WHAT TO PRODUCE:
Look through the lines below and extract any with the word "title".

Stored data
↓↓↓

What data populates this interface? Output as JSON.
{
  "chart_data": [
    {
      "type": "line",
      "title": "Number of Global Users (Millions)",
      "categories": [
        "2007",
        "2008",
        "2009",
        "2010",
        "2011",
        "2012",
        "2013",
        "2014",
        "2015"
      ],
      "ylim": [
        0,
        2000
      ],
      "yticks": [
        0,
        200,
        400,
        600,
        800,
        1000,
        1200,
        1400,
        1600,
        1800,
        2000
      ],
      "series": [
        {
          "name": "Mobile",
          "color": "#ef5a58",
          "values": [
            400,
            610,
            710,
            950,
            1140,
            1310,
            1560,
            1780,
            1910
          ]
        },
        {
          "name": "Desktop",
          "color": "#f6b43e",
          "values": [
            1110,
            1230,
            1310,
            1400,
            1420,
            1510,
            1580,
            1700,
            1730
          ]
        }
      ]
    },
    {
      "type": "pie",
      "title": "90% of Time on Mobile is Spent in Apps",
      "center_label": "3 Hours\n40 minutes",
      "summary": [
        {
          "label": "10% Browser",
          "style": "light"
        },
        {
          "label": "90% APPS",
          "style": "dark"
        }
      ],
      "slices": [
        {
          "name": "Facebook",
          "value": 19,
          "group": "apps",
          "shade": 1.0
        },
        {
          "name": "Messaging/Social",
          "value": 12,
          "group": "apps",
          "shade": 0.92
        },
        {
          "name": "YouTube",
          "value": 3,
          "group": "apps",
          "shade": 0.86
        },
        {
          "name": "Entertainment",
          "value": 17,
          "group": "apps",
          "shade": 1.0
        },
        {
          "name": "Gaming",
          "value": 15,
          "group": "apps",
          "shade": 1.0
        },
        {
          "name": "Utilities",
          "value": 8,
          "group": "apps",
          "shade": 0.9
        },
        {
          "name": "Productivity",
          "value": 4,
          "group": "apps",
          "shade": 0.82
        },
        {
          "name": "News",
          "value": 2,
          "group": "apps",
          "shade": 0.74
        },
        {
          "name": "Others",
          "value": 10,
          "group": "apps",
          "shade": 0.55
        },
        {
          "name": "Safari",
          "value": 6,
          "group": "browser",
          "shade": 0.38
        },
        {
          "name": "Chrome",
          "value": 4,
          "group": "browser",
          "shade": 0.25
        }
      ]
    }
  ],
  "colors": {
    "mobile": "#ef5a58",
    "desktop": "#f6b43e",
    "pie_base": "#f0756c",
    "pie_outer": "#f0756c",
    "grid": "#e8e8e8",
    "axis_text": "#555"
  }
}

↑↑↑

ANSWER AREA:
      "title": "Number of Global Users (Millions)",
      "title": "90% of Time on Mobile is Spent in Apps",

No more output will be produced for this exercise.